As the first step toward assessing the pollution risk of these shipwrecks is locating them in deep water, I suggested the target for a survey by NOAA Ship Okeanos Explorer last year. Sonar specialist Gary Fabian looked through the mapping data and found a target that was similar in dimensions to the ship (about 500 feet). This year, the target was added to the dive list for the 2019 iteration of the Windows to the Deep expedition. While the target was the right length, the historical accounts of the sinking said Bloody Marsh broke in two from the second torpedo strike as it sank, so we were hesitant to jump to conclusions, as this target appeared to show the ship intact.
Finding shipwrecks in the deep ocean is challenging. Hull-mounted sonars, such as the one on Okeanos Explorer, are far from the seabed, which limits the achievable resolution as depth increases. In 2013, when I was working on Exploration Vessel Nautilus, we tested the ability of the hull-mounted multibeam sonar to detect oil tanker-sized shipwrecks by mapping over the wrecks of Gulfoil and Gulfpenn in the Gulf of Mexico. These 500-foot ships rest at about 500 meters (1,640 feet) of depth and were visible as small bumps on the seabed, so I knew that the size of Bloody Marsh at a similar depth range would be visible, but that smaller shipwrecks or greater depths would pass out of the range of this sonar. Other survey methods for deepwater shipwreck detection include deep tow sonar, as well as Autonomous Underwater Vehicles (AUVs), which can conduct surveys closer to the seabed for higher-resolution mapping.
During yesterday's dive, we approached the possible Bloody Marsh target from the south. The seafloor sloped gently upward toward what we discovered was a natural rise of rocky outcrop and carbonate shelves. It was not the site of the Bloody Marsh shipwreck.

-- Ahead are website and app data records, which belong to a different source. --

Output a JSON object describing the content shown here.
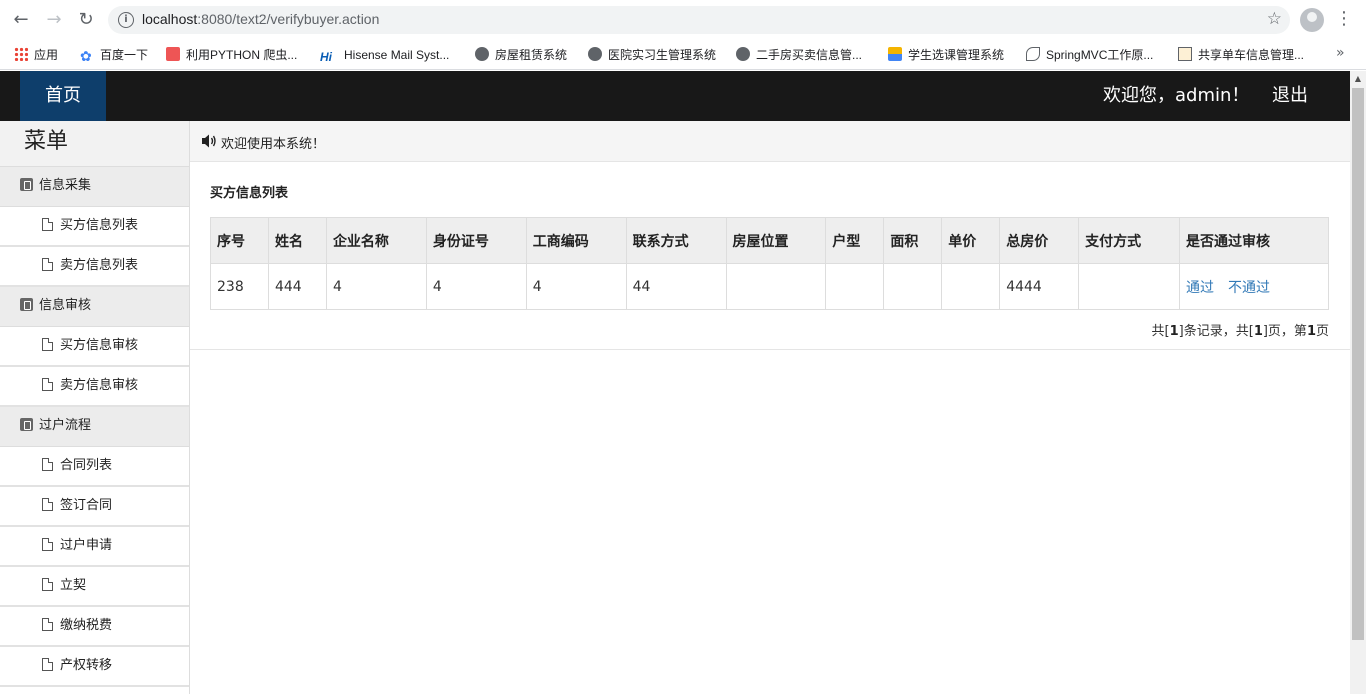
{
  "browser": {
    "url_host": "localhost",
    "url_path": ":8080/text2/verifybuyer.action",
    "bookmarks": [
      {
        "label": "应用",
        "icon": "apps-grid-icon"
      },
      {
        "label": "百度一下",
        "icon": "paw-icon"
      },
      {
        "label": "利用PYTHON 爬虫...",
        "icon": "red-square-icon"
      },
      {
        "label": "Hisense Mail Syst...",
        "icon": "hi-logo-icon"
      },
      {
        "label": "房屋租赁系统",
        "icon": "globe-icon"
      },
      {
        "label": "医院实习生管理系统",
        "icon": "globe-icon"
      },
      {
        "label": "二手房买卖信息管...",
        "icon": "globe-icon"
      },
      {
        "label": "学生选课管理系统",
        "icon": "flag-icon"
      },
      {
        "label": "SpringMVC工作原...",
        "icon": "leaf-icon"
      },
      {
        "label": "共享单车信息管理...",
        "icon": "picture-icon"
      }
    ],
    "more_label": "»"
  },
  "header": {
    "home_label": "首页",
    "welcome_text": "欢迎您，admin！",
    "logout_label": "退出"
  },
  "sidebar": {
    "title": "菜单",
    "groups": [
      {
        "label": "信息采集",
        "items": [
          "买方信息列表",
          "卖方信息列表"
        ]
      },
      {
        "label": "信息审核",
        "items": [
          "买方信息审核",
          "卖方信息审核"
        ]
      },
      {
        "label": "过户流程",
        "items": [
          "合同列表",
          "签订合同",
          "过户申请",
          "立契",
          "缴纳税费",
          "产权转移"
        ]
      }
    ]
  },
  "notice": {
    "text": "欢迎使用本系统！"
  },
  "panel": {
    "title": "买方信息列表",
    "columns": [
      "序号",
      "姓名",
      "企业名称",
      "身份证号",
      "工商编码",
      "联系方式",
      "房屋位置",
      "户型",
      "面积",
      "单价",
      "总房价",
      "支付方式",
      "是否通过审核"
    ],
    "rows": [
      {
        "cells": [
          "238",
          "444",
          "4",
          "4",
          "4",
          "44",
          "",
          "",
          "",
          "",
          "4444",
          ""
        ],
        "approve": "通过",
        "reject": "不通过"
      }
    ],
    "pager": {
      "p1": "共[",
      "total": "1",
      "p2": "]条记录，共[",
      "pages": "1",
      "p3": "]页，第",
      "current": "1",
      "p4": "页"
    }
  }
}
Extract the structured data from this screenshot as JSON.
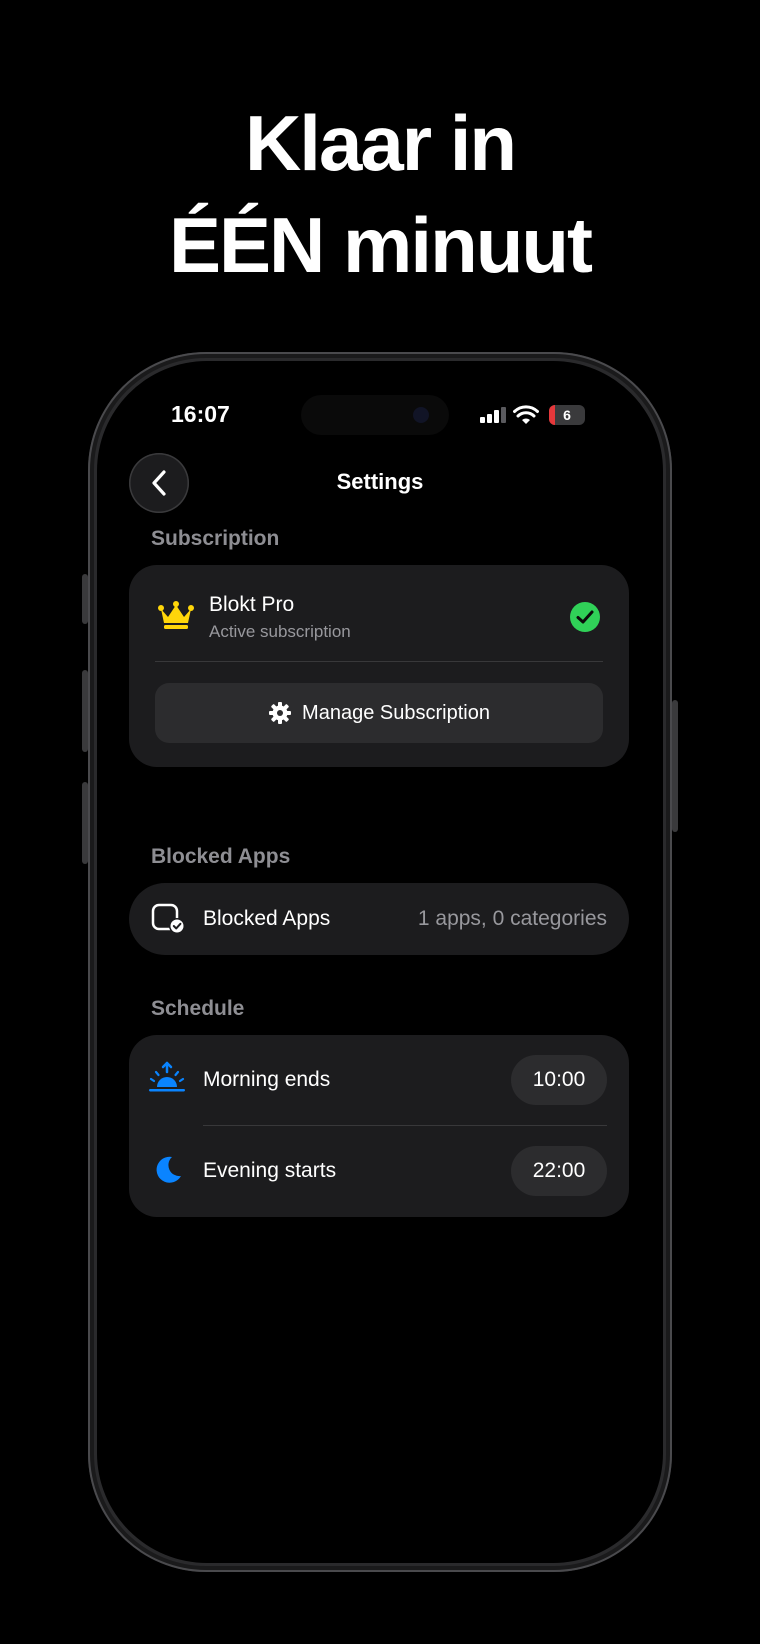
{
  "headline": {
    "line1": "Klaar in",
    "line2": "ÉÉN minuut"
  },
  "status_bar": {
    "time": "16:07",
    "battery_level": "6",
    "icons": [
      "signal-icon",
      "wifi-icon",
      "battery-icon"
    ]
  },
  "nav": {
    "title": "Settings",
    "back_icon": "chevron-left-icon"
  },
  "subscription": {
    "section_label": "Subscription",
    "plan_name": "Blokt Pro",
    "plan_status": "Active subscription",
    "plan_icon": "crown-icon",
    "status_icon": "check-circle-icon",
    "manage_label": "Manage Subscription",
    "manage_icon": "gear-icon"
  },
  "blocked_apps": {
    "section_label": "Blocked Apps",
    "row_label": "Blocked Apps",
    "row_value": "1 apps, 0 categories",
    "row_icon": "blocked-apps-icon"
  },
  "schedule": {
    "section_label": "Schedule",
    "items": [
      {
        "label": "Morning ends",
        "time": "10:00",
        "icon": "sunrise-icon"
      },
      {
        "label": "Evening starts",
        "time": "22:00",
        "icon": "moon-icon"
      }
    ]
  },
  "colors": {
    "accent_blue": "#0a84ff",
    "crown_gold": "#ffd60a",
    "success_green": "#30d158",
    "battery_red": "#e5383b"
  }
}
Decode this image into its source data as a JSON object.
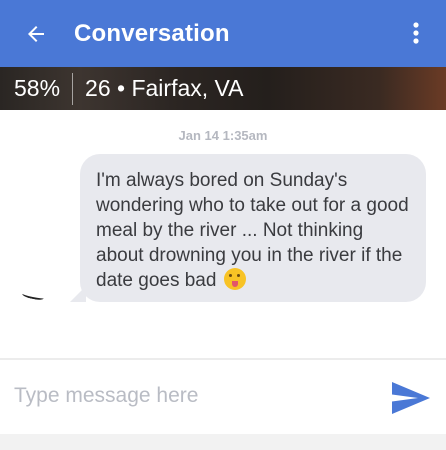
{
  "header": {
    "title": "Conversation",
    "back_icon": "arrow-left-icon",
    "menu_icon": "more-vert-icon",
    "color": "#4a78d6"
  },
  "profile": {
    "match_percent": "58%",
    "info": "26 • Fairfax, VA"
  },
  "chat": {
    "timestamp": "Jan 14 1:35am",
    "messages": [
      {
        "text": "I'm always bored on Sunday's wondering who to take out for a good meal by the river ... Not thinking about drowning you in the river if the date goes bad",
        "emoji": "winking-tongue-emoji"
      }
    ]
  },
  "composer": {
    "placeholder": "Type message here",
    "value": "",
    "send_icon": "send-icon",
    "send_color": "#4a78d6"
  }
}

While the geologists and biologists on board the Okeanos Explorer and scientists watching the live feed from shore began to characterize and document the features of this mound, the archaeologists on the call began to discuss the next steps for finding Bloody Marsh. This will begin with reviewing more of the backscatter data from the area around the ship’s reported sinking. The wreck of this tanker, as well as others sunk by U-boats in World War II, is important to find and document so we can assess the potential pollution threat from it and make a determination about what oil may remain in the hull and how best to mitigate a potential oil spill.